Go line by line through the entries and show those that hold the string "Merge".

☆ ☆ ☆ ☆

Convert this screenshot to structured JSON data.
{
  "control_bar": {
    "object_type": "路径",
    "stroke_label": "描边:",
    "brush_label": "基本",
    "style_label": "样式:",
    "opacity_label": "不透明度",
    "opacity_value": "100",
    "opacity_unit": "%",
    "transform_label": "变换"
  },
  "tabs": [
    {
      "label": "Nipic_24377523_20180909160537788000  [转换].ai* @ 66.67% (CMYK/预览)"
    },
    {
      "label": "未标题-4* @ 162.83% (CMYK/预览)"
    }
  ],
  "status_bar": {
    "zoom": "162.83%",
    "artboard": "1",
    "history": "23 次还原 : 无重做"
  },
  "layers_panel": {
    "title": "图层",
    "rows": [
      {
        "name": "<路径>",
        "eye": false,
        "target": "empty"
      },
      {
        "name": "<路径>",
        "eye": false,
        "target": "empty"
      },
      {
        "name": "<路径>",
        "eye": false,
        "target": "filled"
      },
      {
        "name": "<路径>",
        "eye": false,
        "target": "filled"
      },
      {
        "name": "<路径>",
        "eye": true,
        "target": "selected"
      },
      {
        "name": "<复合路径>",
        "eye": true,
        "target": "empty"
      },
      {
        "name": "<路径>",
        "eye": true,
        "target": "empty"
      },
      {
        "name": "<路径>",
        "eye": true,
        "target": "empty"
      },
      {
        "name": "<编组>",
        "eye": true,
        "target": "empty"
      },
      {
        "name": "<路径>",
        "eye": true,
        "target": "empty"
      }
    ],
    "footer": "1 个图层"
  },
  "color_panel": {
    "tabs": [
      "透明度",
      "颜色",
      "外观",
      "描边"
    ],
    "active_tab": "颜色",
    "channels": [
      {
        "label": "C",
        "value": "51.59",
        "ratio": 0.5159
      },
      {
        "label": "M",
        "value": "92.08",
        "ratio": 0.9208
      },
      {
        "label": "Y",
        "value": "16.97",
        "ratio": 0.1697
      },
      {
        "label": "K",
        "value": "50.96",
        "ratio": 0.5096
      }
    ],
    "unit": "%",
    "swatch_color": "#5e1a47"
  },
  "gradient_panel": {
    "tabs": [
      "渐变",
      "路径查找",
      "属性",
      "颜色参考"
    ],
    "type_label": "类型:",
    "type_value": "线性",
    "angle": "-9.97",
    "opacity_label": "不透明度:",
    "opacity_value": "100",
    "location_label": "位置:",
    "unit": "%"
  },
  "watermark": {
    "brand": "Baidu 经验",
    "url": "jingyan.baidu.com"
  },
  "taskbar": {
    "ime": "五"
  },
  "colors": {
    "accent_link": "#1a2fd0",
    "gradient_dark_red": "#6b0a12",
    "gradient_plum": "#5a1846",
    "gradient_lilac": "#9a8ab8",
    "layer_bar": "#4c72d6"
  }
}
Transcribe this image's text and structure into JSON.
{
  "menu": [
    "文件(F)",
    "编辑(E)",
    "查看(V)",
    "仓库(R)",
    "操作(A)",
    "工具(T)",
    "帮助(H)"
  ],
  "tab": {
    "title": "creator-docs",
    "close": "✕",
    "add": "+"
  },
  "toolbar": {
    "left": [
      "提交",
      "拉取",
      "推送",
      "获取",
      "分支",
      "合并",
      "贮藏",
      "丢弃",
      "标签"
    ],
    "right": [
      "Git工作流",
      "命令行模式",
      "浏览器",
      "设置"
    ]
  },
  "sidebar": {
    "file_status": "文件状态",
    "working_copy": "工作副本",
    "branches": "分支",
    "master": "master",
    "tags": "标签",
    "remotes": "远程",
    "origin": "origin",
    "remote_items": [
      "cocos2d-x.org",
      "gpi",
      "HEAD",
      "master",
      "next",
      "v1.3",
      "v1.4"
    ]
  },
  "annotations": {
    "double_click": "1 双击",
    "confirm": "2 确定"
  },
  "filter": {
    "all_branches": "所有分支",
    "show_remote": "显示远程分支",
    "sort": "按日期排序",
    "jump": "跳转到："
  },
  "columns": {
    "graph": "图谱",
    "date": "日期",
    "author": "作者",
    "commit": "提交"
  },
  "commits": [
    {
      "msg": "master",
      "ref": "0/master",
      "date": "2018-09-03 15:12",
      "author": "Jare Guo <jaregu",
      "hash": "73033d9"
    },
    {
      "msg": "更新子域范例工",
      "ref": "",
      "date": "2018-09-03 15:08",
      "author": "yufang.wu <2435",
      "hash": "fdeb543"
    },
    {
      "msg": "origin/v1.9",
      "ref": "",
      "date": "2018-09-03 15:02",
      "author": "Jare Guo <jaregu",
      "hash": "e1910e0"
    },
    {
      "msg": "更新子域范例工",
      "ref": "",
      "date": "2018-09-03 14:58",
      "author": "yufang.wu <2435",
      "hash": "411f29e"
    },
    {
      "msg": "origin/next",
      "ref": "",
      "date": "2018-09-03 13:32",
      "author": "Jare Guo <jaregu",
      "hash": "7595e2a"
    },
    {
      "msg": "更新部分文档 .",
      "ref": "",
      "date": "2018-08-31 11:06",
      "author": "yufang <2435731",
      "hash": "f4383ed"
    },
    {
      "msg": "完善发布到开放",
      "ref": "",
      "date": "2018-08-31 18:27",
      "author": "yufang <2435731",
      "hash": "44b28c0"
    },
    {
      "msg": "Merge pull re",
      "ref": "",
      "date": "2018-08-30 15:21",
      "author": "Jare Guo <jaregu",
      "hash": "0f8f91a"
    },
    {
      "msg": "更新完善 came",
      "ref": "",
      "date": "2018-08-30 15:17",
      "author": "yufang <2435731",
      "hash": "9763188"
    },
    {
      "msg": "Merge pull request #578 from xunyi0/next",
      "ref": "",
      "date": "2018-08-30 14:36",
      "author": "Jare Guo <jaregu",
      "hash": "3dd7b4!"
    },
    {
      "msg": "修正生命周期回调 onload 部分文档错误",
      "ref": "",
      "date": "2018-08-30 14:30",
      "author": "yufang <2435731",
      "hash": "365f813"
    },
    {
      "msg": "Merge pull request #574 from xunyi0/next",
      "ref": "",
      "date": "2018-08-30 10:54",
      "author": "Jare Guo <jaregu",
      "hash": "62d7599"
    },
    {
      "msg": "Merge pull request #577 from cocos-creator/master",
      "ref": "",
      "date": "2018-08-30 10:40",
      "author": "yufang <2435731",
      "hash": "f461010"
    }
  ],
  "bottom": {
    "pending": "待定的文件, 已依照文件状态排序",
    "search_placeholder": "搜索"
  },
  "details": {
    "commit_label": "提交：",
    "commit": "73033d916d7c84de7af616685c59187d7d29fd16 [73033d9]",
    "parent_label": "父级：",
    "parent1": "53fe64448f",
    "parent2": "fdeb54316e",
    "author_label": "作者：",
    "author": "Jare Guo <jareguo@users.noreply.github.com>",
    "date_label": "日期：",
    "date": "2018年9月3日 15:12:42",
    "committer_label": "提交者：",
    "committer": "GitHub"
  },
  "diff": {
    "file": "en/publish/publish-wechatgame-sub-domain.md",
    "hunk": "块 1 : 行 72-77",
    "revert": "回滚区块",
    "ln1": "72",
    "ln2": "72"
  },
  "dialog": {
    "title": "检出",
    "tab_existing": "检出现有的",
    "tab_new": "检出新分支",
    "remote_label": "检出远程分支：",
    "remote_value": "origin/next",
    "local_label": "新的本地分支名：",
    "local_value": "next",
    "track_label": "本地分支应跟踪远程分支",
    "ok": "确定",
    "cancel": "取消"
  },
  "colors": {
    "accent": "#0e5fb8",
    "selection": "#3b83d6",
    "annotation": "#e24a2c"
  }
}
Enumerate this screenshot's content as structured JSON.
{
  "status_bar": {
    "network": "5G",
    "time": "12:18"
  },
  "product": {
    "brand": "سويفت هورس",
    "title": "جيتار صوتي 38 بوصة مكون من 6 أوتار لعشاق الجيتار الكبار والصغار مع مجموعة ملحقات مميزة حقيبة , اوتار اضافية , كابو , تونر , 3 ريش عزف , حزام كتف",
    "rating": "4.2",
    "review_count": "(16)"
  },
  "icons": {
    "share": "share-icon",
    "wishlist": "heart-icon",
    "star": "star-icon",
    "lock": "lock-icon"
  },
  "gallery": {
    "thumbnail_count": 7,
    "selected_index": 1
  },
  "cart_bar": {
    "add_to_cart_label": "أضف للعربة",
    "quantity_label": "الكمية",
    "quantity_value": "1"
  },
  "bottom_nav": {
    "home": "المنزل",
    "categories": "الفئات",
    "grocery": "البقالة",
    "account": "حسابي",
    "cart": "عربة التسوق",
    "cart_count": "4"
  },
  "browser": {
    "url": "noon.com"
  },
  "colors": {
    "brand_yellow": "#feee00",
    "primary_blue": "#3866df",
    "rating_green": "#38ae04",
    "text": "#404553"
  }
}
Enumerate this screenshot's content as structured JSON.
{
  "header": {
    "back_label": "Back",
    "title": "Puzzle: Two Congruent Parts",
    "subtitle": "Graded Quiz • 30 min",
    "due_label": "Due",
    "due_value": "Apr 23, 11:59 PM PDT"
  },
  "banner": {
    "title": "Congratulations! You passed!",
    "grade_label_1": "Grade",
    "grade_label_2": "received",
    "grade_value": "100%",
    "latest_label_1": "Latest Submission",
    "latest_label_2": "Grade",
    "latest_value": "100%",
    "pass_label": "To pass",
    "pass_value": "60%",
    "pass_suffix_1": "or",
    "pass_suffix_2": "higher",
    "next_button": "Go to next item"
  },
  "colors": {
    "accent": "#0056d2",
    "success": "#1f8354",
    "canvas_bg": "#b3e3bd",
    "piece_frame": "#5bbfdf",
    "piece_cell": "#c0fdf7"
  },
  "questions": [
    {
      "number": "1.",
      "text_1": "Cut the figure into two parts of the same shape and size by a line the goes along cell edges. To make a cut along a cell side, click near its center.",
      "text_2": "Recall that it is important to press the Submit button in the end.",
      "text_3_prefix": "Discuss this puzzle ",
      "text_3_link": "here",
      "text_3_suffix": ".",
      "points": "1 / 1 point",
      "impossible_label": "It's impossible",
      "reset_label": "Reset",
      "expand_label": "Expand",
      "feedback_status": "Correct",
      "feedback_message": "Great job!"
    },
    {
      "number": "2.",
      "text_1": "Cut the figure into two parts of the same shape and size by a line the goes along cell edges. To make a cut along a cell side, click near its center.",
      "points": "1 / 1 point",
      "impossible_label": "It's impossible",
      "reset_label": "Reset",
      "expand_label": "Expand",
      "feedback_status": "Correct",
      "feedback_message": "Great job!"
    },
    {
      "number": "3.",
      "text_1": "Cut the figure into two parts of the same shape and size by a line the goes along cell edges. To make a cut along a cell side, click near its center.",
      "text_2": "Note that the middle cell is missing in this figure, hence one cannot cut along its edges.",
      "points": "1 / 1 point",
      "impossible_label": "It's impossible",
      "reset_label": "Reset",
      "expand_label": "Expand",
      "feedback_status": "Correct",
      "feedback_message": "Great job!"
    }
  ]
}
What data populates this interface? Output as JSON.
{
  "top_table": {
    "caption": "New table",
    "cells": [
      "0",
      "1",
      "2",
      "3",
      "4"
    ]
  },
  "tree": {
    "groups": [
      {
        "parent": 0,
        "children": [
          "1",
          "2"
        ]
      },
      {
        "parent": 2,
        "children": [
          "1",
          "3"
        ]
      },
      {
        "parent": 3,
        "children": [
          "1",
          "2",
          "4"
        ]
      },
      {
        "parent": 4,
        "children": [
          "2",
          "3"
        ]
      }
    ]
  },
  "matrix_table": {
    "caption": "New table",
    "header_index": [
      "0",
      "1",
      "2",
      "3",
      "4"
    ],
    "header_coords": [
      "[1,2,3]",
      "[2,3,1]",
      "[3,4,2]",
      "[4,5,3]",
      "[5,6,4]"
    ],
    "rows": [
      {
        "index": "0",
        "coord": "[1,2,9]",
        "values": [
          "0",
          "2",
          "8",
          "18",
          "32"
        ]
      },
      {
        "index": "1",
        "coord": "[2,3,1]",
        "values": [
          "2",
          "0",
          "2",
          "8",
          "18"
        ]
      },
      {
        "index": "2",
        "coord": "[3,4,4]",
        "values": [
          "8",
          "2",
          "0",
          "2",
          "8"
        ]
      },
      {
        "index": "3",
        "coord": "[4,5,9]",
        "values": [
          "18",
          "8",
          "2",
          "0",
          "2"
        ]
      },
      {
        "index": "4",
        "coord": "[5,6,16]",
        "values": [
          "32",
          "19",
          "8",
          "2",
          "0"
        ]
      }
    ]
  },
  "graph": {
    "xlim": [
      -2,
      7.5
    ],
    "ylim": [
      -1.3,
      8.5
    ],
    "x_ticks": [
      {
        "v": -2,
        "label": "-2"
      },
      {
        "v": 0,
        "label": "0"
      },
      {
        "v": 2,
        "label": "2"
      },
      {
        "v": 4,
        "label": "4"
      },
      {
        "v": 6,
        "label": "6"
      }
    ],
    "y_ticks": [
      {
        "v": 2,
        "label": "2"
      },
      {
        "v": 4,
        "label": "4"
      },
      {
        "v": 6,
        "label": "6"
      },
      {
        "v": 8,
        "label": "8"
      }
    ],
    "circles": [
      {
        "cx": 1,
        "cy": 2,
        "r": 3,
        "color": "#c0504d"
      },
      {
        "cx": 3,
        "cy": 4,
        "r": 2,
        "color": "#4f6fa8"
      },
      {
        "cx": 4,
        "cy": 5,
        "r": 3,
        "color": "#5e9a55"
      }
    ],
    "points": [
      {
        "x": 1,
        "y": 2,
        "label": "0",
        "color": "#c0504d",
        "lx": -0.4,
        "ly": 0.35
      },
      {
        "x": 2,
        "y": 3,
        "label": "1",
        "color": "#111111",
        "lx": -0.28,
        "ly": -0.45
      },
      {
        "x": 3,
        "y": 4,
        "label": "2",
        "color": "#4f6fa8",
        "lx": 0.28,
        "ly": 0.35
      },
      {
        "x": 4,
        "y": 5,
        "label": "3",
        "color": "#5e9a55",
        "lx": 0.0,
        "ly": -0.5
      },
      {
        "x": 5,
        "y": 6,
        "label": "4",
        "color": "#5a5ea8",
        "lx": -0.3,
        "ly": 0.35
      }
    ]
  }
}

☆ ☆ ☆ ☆

- **Answer**
      "msg": "Merge pull re",
      "msg": "Merge pull request #578 from xunyi0/next",
      "msg": "Merge pull request #574 from xunyi0/next",
      "msg": "Merge pull request #577 from cocos-creator/master",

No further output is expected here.